▸ **Data records**

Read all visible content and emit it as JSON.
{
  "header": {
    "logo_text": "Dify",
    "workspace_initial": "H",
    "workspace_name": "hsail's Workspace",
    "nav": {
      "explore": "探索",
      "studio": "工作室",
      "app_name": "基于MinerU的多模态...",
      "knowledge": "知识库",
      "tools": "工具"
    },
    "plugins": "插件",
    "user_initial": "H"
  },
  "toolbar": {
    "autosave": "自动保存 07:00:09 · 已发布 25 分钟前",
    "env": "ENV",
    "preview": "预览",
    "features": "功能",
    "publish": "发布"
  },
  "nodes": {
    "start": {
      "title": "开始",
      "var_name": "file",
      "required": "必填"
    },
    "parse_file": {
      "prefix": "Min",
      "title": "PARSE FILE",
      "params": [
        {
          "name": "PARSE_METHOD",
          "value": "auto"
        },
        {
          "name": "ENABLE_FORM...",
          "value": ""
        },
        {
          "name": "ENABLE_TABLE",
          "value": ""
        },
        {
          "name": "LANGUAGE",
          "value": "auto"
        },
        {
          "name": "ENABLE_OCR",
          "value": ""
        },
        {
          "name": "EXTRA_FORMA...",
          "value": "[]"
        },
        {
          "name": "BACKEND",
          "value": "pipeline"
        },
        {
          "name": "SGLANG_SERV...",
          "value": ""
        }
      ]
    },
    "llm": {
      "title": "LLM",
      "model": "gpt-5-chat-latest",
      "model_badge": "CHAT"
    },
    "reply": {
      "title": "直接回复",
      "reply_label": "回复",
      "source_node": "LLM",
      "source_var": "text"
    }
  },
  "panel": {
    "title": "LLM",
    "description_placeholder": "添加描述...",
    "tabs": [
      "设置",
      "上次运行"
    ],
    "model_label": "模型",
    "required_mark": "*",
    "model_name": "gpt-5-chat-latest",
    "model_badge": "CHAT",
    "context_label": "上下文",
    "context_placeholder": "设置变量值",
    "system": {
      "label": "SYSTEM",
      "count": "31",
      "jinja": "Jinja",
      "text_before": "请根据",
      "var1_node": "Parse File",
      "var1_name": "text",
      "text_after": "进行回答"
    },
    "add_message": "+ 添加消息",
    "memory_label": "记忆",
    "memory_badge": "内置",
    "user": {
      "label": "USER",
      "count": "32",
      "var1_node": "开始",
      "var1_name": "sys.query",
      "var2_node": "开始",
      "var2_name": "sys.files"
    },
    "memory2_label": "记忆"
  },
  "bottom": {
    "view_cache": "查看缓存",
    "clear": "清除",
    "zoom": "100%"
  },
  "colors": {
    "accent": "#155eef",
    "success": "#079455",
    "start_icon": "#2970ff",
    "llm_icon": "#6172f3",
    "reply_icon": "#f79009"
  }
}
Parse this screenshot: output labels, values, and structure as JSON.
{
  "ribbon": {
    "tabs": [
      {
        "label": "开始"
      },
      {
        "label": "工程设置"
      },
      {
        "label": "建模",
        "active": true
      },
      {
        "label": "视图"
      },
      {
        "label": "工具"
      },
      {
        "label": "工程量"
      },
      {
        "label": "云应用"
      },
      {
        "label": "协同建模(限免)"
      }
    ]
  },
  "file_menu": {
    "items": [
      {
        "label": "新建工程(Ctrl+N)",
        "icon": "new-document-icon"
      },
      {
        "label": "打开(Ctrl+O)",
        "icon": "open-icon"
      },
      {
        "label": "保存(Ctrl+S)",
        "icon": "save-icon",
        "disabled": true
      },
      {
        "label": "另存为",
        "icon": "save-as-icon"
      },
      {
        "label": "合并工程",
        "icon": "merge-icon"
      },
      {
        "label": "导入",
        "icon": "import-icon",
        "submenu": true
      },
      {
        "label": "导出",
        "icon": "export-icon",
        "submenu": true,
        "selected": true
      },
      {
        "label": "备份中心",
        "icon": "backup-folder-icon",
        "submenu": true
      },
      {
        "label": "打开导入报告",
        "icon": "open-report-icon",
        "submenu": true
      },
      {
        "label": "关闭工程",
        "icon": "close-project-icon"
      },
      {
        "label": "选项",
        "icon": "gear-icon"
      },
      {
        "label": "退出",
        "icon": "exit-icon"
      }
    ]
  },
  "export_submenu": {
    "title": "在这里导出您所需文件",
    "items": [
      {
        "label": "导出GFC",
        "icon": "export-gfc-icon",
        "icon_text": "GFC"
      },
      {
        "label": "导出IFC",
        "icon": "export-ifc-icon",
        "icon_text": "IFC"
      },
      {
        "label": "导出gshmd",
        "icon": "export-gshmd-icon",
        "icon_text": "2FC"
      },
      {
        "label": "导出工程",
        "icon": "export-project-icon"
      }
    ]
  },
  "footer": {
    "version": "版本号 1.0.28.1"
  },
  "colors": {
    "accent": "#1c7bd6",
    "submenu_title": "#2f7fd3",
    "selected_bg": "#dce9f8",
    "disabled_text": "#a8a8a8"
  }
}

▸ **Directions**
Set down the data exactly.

▸ **Answer for the task**
Read all visible content and emit it as JSON.
{
  "header": {
    "logo_text": "Dify",
    "workspace_initial": "H",
    "workspace_name": "hsail's Workspace",
    "nav": {
      "explore": "探索",
      "studio": "工作室",
      "app_name": "基于MinerU的多模态...",
      "knowledge": "知识库",
      "tools": "工具"
    },
    "plugins": "插件",
    "user_initial": "H"
  },
  "toolbar": {
    "autosave": "自动保存 07:00:09 · 已发布 25 分钟前",
    "env": "ENV",
    "preview": "预览",
    "features": "功能",
    "publish": "发布"
  },
  "nodes": {
    "start": {
      "title": "开始",
      "var_name": "file",
      "required": "必填"
    },
    "parse_file": {
      "prefix": "Min",
      "title": "PARSE FILE",
      "params": [
        {
          "name": "PARSE_METHOD",
          "value": "auto"
        },
        {
          "name": "ENABLE_FORM...",
          "value": ""
        },
        {
          "name": "ENABLE_TABLE",
          "value": ""
        },
        {
          "name": "LANGUAGE",
          "value": "auto"
        },
        {
          "name": "ENABLE_OCR",
          "value": ""
        },
        {
          "name": "EXTRA_FORMA...",
          "value": "[]"
        },
        {
          "name": "BACKEND",
          "value": "pipeline"
        },
        {
          "name": "SGLANG_SERV...",
          "value": ""
        }
      ]
    },
    "llm": {
      "title": "LLM",
      "model": "gpt-5-chat-latest",
      "model_badge": "CHAT"
    },
    "reply": {
      "title": "直接回复",
      "reply_label": "回复",
      "source_node": "LLM",
      "source_var": "text"
    }
  },
  "panel": {
    "title": "LLM",
    "description_placeholder": "添加描述...",
    "tabs": [
      "设置",
      "上次运行"
    ],
    "model_label": "模型",
    "required_mark": "*",
    "model_name": "gpt-5-chat-latest",
    "model_badge": "CHAT",
    "context_label": "上下文",
    "context_placeholder": "设置变量值",
    "system": {
      "label": "SYSTEM",
      "count": "31",
      "jinja": "Jinja",
      "text_before": "请根据",
      "var1_node": "Parse File",
      "var1_name": "text",
      "text_after": "进行回答"
    },
    "add_message": "+ 添加消息",
    "memory_label": "记忆",
    "memory_badge": "内置",
    "user": {
      "label": "USER",
      "count": "32",
      "var1_node": "开始",
      "var1_name": "sys.query",
      "var2_node": "开始",
      "var2_name": "sys.files"
    },
    "memory2_label": "记忆"
  },
  "bottom": {
    "view_cache": "查看缓存",
    "clear": "清除",
    "zoom": "100%"
  },
  "colors": {
    "accent": "#155eef",
    "success": "#079455",
    "start_icon": "#2970ff",
    "llm_icon": "#6172f3",
    "reply_icon": "#f79009"
  }
}
Parse this screenshot: output labels, values, and structure as JSON.
{
  "ribbon": {
    "tabs": [
      {
        "label": "开始"
      },
      {
        "label": "工程设置"
      },
      {
        "label": "建模",
        "active": true
      },
      {
        "label": "视图"
      },
      {
        "label": "工具"
      },
      {
        "label": "工程量"
      },
      {
        "label": "云应用"
      },
      {
        "label": "协同建模(限免)"
      }
    ]
  },
  "file_menu": {
    "items": [
      {
        "label": "新建工程(Ctrl+N)",
        "icon": "new-document-icon"
      },
      {
        "label": "打开(Ctrl+O)",
        "icon": "open-icon"
      },
      {
        "label": "保存(Ctrl+S)",
        "icon": "save-icon",
        "disabled": true
      },
      {
        "label": "另存为",
        "icon": "save-as-icon"
      },
      {
        "label": "合并工程",
        "icon": "merge-icon"
      },
      {
        "label": "导入",
        "icon": "import-icon",
        "submenu": true
      },
      {
        "label": "导出",
        "icon": "export-icon",
        "submenu": true,
        "selected": true
      },
      {
        "label": "备份中心",
        "icon": "backup-folder-icon",
        "submenu": true
      },
      {
        "label": "打开导入报告",
        "icon": "open-report-icon",
        "submenu": true
      },
      {
        "label": "关闭工程",
        "icon": "close-project-icon"
      },
      {
        "label": "选项",
        "icon": "gear-icon"
      },
      {
        "label": "退出",
        "icon": "exit-icon"
      }
    ]
  },
  "export_submenu": {
    "title": "在这里导出您所需文件",
    "items": [
      {
        "label": "导出GFC",
        "icon": "export-gfc-icon",
        "icon_text": "GFC"
      },
      {
        "label": "导出IFC",
        "icon": "export-ifc-icon",
        "icon_text": "IFC"
      },
      {
        "label": "导出gshmd",
        "icon": "export-gshmd-icon",
        "icon_text": "2FC"
      },
      {
        "label": "导出工程",
        "icon": "export-project-icon"
      }
    ]
  },
  "footer": {
    "version": "版本号 1.0.28.1"
  },
  "colors": {
    "accent": "#1c7bd6",
    "submenu_title": "#2f7fd3",
    "selected_bg": "#dce9f8",
    "disabled_text": "#a8a8a8"
  }
}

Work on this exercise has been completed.